Jesus said to his disciples: “I tell you, unless your righteousness surpasses that of the scribes and Pharisees, you will not enter into the Kingdom of heaven. “You have heard that it was said to your ancestors, You shall not kill; and whoever kills will be liable to judgment. But I say to you, whoever is angry with his brother will be liable to judgment, and whoever says to his brother, Raqa, will be answerable to the Sanhedrin, and whoever says, ‘You fool,’ will be liable to fiery Gehenna. Therefore, if you bring your gift to the altar, and there recall that your brother has anything against you, leave your gift there at the altar, go first and be reconciled with your brother, and then come and offer your gift. Settle with your opponent quickly while on the way to court. Otherwise, your opponent will hand you over to the judge, and the judge will hand you over to the guard, and you will be thrown into prison. Amen, I say to you, you will not be released until you have paid the last penny.”
Turn over a new leaf : What an energy loss. He is an enemy, a problem, my nemesis. We consider at least a few as thorn in the flesh. How much of energy is lost in thinking about him, how to deal with him. If I could, I would have taken him out of the scene. But when I can’t, anger burns inside me, bitterness foam in me. Your whole day is spent in hostility. The chilling reality is that most of our waking hours are spent in hostile thoughts. Offer a fig leave, make bridges and get into talking ways. Bitterness prolonged harms the person in the long run. Positive energy is lost by the way side. No creative efforts emerge from you. Single, defining hallmark of a Christian must be his eagerness to get reconciled. Your sacrifices and offertories at the altar turn fruitless without that. Jesus gives a clarion call for change, forgiveness and making amends for your failures. Let us allow fresh energy run into our system, forgiving and forgetting other’s trespasses.

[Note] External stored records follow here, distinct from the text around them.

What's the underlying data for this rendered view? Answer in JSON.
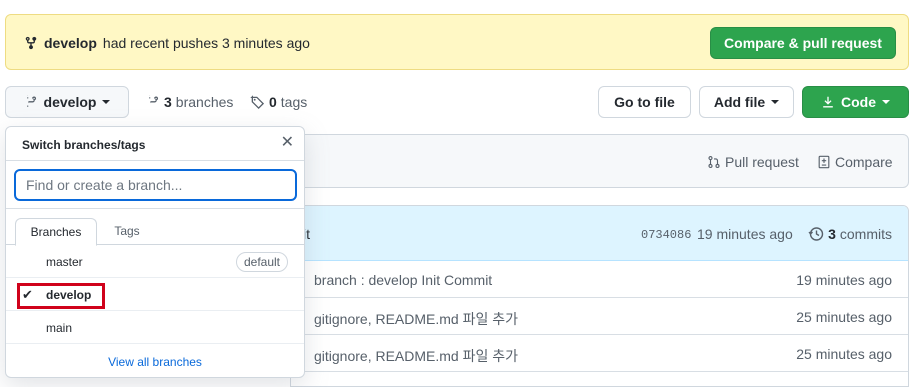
{
  "banner": {
    "branch": "develop",
    "message": "had recent pushes 3 minutes ago",
    "compare_button": "Compare & pull request"
  },
  "toolbar": {
    "branch_button": "develop",
    "branches_count": "3",
    "branches_label": "branches",
    "tags_count": "0",
    "tags_label": "tags",
    "goto_file": "Go to file",
    "add_file": "Add file",
    "code": "Code"
  },
  "compare_bar": {
    "pull_request": "Pull request",
    "compare": "Compare"
  },
  "commit_header": {
    "message_fragment": "it",
    "sha": "0734086",
    "ago": "19 minutes ago",
    "commits_count": "3",
    "commits_label": "commits"
  },
  "files": [
    {
      "message": "branch : develop Init Commit",
      "time": "19 minutes ago"
    },
    {
      "message": "gitignore, README.md 파일 추가",
      "time": "25 minutes ago"
    },
    {
      "message": "gitignore, README.md 파일 추가",
      "time": "25 minutes ago"
    }
  ],
  "dropdown": {
    "title": "Switch branches/tags",
    "filter_placeholder": "Find or create a branch...",
    "tabs": [
      "Branches",
      "Tags"
    ],
    "branches": [
      {
        "name": "master",
        "badge": "default"
      },
      {
        "name": "develop",
        "selected": true
      },
      {
        "name": "main"
      }
    ],
    "view_all": "View all branches"
  },
  "colors": {
    "green": "#2da44e",
    "banner_bg": "#fff8c5",
    "link": "#0969da",
    "highlight": "#d0021b"
  }
}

Prayer: Lord our God, help me reestablish that rhythm of the society with my simple efforts.
GOD IS OUR RIGHTEOUSNESS: One of the central themes in the Gospel of Matthew is righteousness. The Pharisees and scribes, narrowly defined righteousness as obedience to the law. Perhaps, this is not very different from the way most of us define righteousness in our own days. Nevertheless, Jesus challenges that: “Unless your righteousness surpasses that of the scribes and Pharisees, you will not enter into the Kingdom of heaven.” Our righteousness consists in going beyond the law; follow the spirit of the law. Give others more than what is due. Yet, it is our own response to the loving mercy of God that will justify us. It is God who makes us righteous (Rom 1:17; Gal 3:11), and it is important to be righteous in the eyes of God (Lk 18:13).
CONSISTENCY BEGETS EXCELLENCE: Have you ever lost steam of anything midway into it? Consistency in anything demands depth of character. An understanding of what you believe in is a good foundation for your faith. Our faith is not to be largely irrational. On the contrary, we must seek the understanding of what we believe. Many Catholics depart from Catholicism for never having grasped the depth of the Catholic faith. When we understand, we will be more consistent and realistic. Then we are able to sustain our good works beyond the good times. As the prophet warns, when a good man is not consistent and falls into sin he must bear the consequences of his inconsistency. However, when the bad man departs from his wickedness and embraces goodness, he too must enjoy the benefits of his conversion. It is great to start strong; but it is much better to finish stronger, and the latter is possible when we are steady and consistent. Thus, weep not about a bad start, nor should gloat over an excellent beginning. Winners are declared at the end of the race.